◆ **Data shown**
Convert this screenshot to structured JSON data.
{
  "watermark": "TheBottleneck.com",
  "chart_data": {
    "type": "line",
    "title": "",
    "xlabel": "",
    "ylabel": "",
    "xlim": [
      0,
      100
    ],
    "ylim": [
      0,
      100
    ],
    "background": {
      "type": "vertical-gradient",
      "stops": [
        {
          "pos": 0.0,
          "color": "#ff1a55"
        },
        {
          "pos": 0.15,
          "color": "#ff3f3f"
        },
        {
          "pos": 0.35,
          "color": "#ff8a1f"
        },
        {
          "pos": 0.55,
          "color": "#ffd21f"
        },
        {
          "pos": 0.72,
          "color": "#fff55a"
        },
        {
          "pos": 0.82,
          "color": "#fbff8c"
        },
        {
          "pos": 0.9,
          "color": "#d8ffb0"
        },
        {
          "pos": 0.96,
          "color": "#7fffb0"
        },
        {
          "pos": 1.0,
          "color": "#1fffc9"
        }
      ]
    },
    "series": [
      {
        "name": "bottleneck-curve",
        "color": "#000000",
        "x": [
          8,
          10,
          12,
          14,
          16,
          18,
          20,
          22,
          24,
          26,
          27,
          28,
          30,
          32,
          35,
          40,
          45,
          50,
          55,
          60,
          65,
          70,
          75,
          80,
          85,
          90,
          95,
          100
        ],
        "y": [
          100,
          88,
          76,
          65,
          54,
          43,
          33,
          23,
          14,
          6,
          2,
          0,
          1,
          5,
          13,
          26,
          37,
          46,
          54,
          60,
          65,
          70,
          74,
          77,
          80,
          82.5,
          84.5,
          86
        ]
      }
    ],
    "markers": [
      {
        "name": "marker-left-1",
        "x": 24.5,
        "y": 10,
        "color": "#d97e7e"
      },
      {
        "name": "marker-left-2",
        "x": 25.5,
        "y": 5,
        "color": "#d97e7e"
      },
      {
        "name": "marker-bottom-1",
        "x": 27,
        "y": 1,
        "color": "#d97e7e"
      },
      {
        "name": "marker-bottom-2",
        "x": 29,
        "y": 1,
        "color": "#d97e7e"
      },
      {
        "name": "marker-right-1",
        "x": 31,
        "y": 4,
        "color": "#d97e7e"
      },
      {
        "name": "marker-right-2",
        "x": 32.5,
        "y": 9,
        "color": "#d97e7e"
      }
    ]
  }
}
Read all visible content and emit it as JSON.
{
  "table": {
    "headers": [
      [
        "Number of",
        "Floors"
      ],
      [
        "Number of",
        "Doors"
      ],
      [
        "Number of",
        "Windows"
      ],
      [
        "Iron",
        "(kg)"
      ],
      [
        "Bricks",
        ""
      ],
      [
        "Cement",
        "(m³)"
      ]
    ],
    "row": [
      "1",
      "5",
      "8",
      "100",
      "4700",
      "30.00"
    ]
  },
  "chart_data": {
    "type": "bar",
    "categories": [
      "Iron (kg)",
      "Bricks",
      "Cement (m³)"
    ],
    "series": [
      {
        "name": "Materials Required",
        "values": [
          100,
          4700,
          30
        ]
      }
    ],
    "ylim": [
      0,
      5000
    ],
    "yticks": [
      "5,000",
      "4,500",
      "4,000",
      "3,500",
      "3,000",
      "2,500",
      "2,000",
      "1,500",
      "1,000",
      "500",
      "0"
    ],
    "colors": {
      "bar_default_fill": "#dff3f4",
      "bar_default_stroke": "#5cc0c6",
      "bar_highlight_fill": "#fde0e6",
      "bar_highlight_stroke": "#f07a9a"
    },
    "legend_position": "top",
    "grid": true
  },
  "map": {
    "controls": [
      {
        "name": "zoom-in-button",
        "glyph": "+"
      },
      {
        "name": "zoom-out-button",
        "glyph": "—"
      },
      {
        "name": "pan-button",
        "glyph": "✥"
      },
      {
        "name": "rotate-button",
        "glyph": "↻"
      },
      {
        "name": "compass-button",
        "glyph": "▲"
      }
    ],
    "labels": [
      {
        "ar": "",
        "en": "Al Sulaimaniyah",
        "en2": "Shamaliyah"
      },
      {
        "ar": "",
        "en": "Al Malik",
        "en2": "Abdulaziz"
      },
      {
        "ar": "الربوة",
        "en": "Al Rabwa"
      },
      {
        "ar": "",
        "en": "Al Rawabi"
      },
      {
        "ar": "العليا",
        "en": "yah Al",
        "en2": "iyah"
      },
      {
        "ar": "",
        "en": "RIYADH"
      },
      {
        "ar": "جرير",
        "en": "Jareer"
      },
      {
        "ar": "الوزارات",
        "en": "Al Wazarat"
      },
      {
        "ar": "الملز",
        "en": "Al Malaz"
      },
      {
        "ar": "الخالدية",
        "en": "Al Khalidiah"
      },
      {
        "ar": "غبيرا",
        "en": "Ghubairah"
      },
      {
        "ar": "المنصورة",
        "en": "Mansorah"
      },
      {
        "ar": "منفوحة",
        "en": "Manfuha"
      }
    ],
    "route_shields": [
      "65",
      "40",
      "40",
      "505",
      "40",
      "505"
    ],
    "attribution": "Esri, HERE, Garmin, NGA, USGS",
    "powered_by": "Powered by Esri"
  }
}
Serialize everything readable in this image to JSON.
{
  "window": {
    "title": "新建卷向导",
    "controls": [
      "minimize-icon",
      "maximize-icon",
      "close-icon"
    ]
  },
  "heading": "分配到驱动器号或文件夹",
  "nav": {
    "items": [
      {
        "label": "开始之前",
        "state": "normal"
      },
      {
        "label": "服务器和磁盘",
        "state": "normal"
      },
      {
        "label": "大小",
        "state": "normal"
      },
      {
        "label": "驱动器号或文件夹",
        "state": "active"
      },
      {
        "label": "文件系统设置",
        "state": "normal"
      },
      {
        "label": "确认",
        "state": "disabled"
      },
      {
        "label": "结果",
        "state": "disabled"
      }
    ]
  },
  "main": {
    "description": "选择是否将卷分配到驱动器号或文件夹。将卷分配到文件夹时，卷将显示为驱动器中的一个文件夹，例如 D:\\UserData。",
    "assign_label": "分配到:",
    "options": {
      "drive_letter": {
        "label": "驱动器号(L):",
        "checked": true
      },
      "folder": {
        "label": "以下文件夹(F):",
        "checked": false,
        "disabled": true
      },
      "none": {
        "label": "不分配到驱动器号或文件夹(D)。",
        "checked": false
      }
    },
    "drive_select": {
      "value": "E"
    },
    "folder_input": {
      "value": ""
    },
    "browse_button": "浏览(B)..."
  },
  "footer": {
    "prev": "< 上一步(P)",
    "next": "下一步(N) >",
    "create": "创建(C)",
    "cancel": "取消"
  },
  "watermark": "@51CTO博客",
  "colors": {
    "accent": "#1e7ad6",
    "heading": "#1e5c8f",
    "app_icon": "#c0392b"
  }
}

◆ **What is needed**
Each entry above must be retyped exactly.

◆ **Answer for the task**
Convert this screenshot to structured JSON data.
{
  "watermark": "TheBottleneck.com",
  "chart_data": {
    "type": "line",
    "title": "",
    "xlabel": "",
    "ylabel": "",
    "xlim": [
      0,
      100
    ],
    "ylim": [
      0,
      100
    ],
    "background": {
      "type": "vertical-gradient",
      "stops": [
        {
          "pos": 0.0,
          "color": "#ff1a55"
        },
        {
          "pos": 0.15,
          "color": "#ff3f3f"
        },
        {
          "pos": 0.35,
          "color": "#ff8a1f"
        },
        {
          "pos": 0.55,
          "color": "#ffd21f"
        },
        {
          "pos": 0.72,
          "color": "#fff55a"
        },
        {
          "pos": 0.82,
          "color": "#fbff8c"
        },
        {
          "pos": 0.9,
          "color": "#d8ffb0"
        },
        {
          "pos": 0.96,
          "color": "#7fffb0"
        },
        {
          "pos": 1.0,
          "color": "#1fffc9"
        }
      ]
    },
    "series": [
      {
        "name": "bottleneck-curve",
        "color": "#000000",
        "x": [
          8,
          10,
          12,
          14,
          16,
          18,
          20,
          22,
          24,
          26,
          27,
          28,
          30,
          32,
          35,
          40,
          45,
          50,
          55,
          60,
          65,
          70,
          75,
          80,
          85,
          90,
          95,
          100
        ],
        "y": [
          100,
          88,
          76,
          65,
          54,
          43,
          33,
          23,
          14,
          6,
          2,
          0,
          1,
          5,
          13,
          26,
          37,
          46,
          54,
          60,
          65,
          70,
          74,
          77,
          80,
          82.5,
          84.5,
          86
        ]
      }
    ],
    "markers": [
      {
        "name": "marker-left-1",
        "x": 24.5,
        "y": 10,
        "color": "#d97e7e"
      },
      {
        "name": "marker-left-2",
        "x": 25.5,
        "y": 5,
        "color": "#d97e7e"
      },
      {
        "name": "marker-bottom-1",
        "x": 27,
        "y": 1,
        "color": "#d97e7e"
      },
      {
        "name": "marker-bottom-2",
        "x": 29,
        "y": 1,
        "color": "#d97e7e"
      },
      {
        "name": "marker-right-1",
        "x": 31,
        "y": 4,
        "color": "#d97e7e"
      },
      {
        "name": "marker-right-2",
        "x": 32.5,
        "y": 9,
        "color": "#d97e7e"
      }
    ]
  }
}
Read all visible content and emit it as JSON.
{
  "table": {
    "headers": [
      [
        "Number of",
        "Floors"
      ],
      [
        "Number of",
        "Doors"
      ],
      [
        "Number of",
        "Windows"
      ],
      [
        "Iron",
        "(kg)"
      ],
      [
        "Bricks",
        ""
      ],
      [
        "Cement",
        "(m³)"
      ]
    ],
    "row": [
      "1",
      "5",
      "8",
      "100",
      "4700",
      "30.00"
    ]
  },
  "chart_data": {
    "type": "bar",
    "categories": [
      "Iron (kg)",
      "Bricks",
      "Cement (m³)"
    ],
    "series": [
      {
        "name": "Materials Required",
        "values": [
          100,
          4700,
          30
        ]
      }
    ],
    "ylim": [
      0,
      5000
    ],
    "yticks": [
      "5,000",
      "4,500",
      "4,000",
      "3,500",
      "3,000",
      "2,500",
      "2,000",
      "1,500",
      "1,000",
      "500",
      "0"
    ],
    "colors": {
      "bar_default_fill": "#dff3f4",
      "bar_default_stroke": "#5cc0c6",
      "bar_highlight_fill": "#fde0e6",
      "bar_highlight_stroke": "#f07a9a"
    },
    "legend_position": "top",
    "grid": true
  },
  "map": {
    "controls": [
      {
        "name": "zoom-in-button",
        "glyph": "+"
      },
      {
        "name": "zoom-out-button",
        "glyph": "—"
      },
      {
        "name": "pan-button",
        "glyph": "✥"
      },
      {
        "name": "rotate-button",
        "glyph": "↻"
      },
      {
        "name": "compass-button",
        "glyph": "▲"
      }
    ],
    "labels": [
      {
        "ar": "",
        "en": "Al Sulaimaniyah",
        "en2": "Shamaliyah"
      },
      {
        "ar": "",
        "en": "Al Malik",
        "en2": "Abdulaziz"
      },
      {
        "ar": "الربوة",
        "en": "Al Rabwa"
      },
      {
        "ar": "",
        "en": "Al Rawabi"
      },
      {
        "ar": "العليا",
        "en": "yah Al",
        "en2": "iyah"
      },
      {
        "ar": "",
        "en": "RIYADH"
      },
      {
        "ar": "جرير",
        "en": "Jareer"
      },
      {
        "ar": "الوزارات",
        "en": "Al Wazarat"
      },
      {
        "ar": "الملز",
        "en": "Al Malaz"
      },
      {
        "ar": "الخالدية",
        "en": "Al Khalidiah"
      },
      {
        "ar": "غبيرا",
        "en": "Ghubairah"
      },
      {
        "ar": "المنصورة",
        "en": "Mansorah"
      },
      {
        "ar": "منفوحة",
        "en": "Manfuha"
      }
    ],
    "route_shields": [
      "65",
      "40",
      "40",
      "505",
      "40",
      "505"
    ],
    "attribution": "Esri, HERE, Garmin, NGA, USGS",
    "powered_by": "Powered by Esri"
  }
}
Serialize everything readable in this image to JSON.
{
  "window": {
    "title": "新建卷向导",
    "controls": [
      "minimize-icon",
      "maximize-icon",
      "close-icon"
    ]
  },
  "heading": "分配到驱动器号或文件夹",
  "nav": {
    "items": [
      {
        "label": "开始之前",
        "state": "normal"
      },
      {
        "label": "服务器和磁盘",
        "state": "normal"
      },
      {
        "label": "大小",
        "state": "normal"
      },
      {
        "label": "驱动器号或文件夹",
        "state": "active"
      },
      {
        "label": "文件系统设置",
        "state": "normal"
      },
      {
        "label": "确认",
        "state": "disabled"
      },
      {
        "label": "结果",
        "state": "disabled"
      }
    ]
  },
  "main": {
    "description": "选择是否将卷分配到驱动器号或文件夹。将卷分配到文件夹时，卷将显示为驱动器中的一个文件夹，例如 D:\\UserData。",
    "assign_label": "分配到:",
    "options": {
      "drive_letter": {
        "label": "驱动器号(L):",
        "checked": true
      },
      "folder": {
        "label": "以下文件夹(F):",
        "checked": false,
        "disabled": true
      },
      "none": {
        "label": "不分配到驱动器号或文件夹(D)。",
        "checked": false
      }
    },
    "drive_select": {
      "value": "E"
    },
    "folder_input": {
      "value": ""
    },
    "browse_button": "浏览(B)..."
  },
  "footer": {
    "prev": "< 上一步(P)",
    "next": "下一步(N) >",
    "create": "创建(C)",
    "cancel": "取消"
  },
  "watermark": "@51CTO博客",
  "colors": {
    "accent": "#1e7ad6",
    "heading": "#1e5c8f",
    "app_icon": "#c0392b"
  }
}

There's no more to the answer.